* _What the exercise asks_
From first line to last, retype the data exactly.

[Website and app data records]
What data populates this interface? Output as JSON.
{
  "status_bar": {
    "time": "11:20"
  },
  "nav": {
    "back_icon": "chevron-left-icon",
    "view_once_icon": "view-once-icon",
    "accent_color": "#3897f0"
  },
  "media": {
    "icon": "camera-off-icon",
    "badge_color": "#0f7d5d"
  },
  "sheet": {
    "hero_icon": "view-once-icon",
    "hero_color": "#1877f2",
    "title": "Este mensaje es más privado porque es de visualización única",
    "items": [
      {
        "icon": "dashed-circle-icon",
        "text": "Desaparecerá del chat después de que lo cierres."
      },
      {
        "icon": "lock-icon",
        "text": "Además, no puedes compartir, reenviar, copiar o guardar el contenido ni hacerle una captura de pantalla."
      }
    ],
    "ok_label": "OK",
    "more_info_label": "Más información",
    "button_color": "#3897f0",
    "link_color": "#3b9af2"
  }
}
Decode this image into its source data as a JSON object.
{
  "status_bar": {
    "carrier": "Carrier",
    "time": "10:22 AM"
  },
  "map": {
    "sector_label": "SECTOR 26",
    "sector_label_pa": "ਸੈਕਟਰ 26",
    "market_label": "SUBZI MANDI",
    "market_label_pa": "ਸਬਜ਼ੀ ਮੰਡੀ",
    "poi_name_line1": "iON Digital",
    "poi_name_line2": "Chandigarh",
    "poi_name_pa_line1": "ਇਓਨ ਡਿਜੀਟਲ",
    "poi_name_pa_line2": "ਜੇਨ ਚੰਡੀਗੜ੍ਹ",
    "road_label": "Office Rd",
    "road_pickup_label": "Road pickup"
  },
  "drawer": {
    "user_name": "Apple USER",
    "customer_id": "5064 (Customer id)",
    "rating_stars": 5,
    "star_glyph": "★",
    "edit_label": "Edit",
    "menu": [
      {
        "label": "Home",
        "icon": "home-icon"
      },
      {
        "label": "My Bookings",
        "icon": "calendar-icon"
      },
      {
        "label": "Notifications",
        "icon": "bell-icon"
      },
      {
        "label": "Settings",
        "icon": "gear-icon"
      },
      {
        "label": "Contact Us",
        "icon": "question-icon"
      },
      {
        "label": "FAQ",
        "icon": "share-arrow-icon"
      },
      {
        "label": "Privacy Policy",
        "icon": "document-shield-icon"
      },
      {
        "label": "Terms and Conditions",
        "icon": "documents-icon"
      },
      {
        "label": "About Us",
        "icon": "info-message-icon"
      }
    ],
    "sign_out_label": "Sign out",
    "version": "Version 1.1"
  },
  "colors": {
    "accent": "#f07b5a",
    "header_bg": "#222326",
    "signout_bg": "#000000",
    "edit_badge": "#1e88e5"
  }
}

* _Expected output_
What data populates this interface? Output as JSON.
{
  "status_bar": {
    "time": "11:20"
  },
  "nav": {
    "back_icon": "chevron-left-icon",
    "view_once_icon": "view-once-icon",
    "accent_color": "#3897f0"
  },
  "media": {
    "icon": "camera-off-icon",
    "badge_color": "#0f7d5d"
  },
  "sheet": {
    "hero_icon": "view-once-icon",
    "hero_color": "#1877f2",
    "title": "Este mensaje es más privado porque es de visualización única",
    "items": [
      {
        "icon": "dashed-circle-icon",
        "text": "Desaparecerá del chat después de que lo cierres."
      },
      {
        "icon": "lock-icon",
        "text": "Además, no puedes compartir, reenviar, copiar o guardar el contenido ni hacerle una captura de pantalla."
      }
    ],
    "ok_label": "OK",
    "more_info_label": "Más información",
    "button_color": "#3897f0",
    "link_color": "#3b9af2"
  }
}
Decode this image into its source data as a JSON object.
{
  "status_bar": {
    "carrier": "Carrier",
    "time": "10:22 AM"
  },
  "map": {
    "sector_label": "SECTOR 26",
    "sector_label_pa": "ਸੈਕਟਰ 26",
    "market_label": "SUBZI MANDI",
    "market_label_pa": "ਸਬਜ਼ੀ ਮੰਡੀ",
    "poi_name_line1": "iON Digital",
    "poi_name_line2": "Chandigarh",
    "poi_name_pa_line1": "ਇਓਨ ਡਿਜੀਟਲ",
    "poi_name_pa_line2": "ਜੇਨ ਚੰਡੀਗੜ੍ਹ",
    "road_label": "Office Rd",
    "road_pickup_label": "Road pickup"
  },
  "drawer": {
    "user_name": "Apple USER",
    "customer_id": "5064 (Customer id)",
    "rating_stars": 5,
    "star_glyph": "★",
    "edit_label": "Edit",
    "menu": [
      {
        "label": "Home",
        "icon": "home-icon"
      },
      {
        "label": "My Bookings",
        "icon": "calendar-icon"
      },
      {
        "label": "Notifications",
        "icon": "bell-icon"
      },
      {
        "label": "Settings",
        "icon": "gear-icon"
      },
      {
        "label": "Contact Us",
        "icon": "question-icon"
      },
      {
        "label": "FAQ",
        "icon": "share-arrow-icon"
      },
      {
        "label": "Privacy Policy",
        "icon": "document-shield-icon"
      },
      {
        "label": "Terms and Conditions",
        "icon": "documents-icon"
      },
      {
        "label": "About Us",
        "icon": "info-message-icon"
      }
    ],
    "sign_out_label": "Sign out",
    "version": "Version 1.1"
  },
  "colors": {
    "accent": "#f07b5a",
    "header_bg": "#222326",
    "signout_bg": "#000000",
    "edit_badge": "#1e88e5"
  }
}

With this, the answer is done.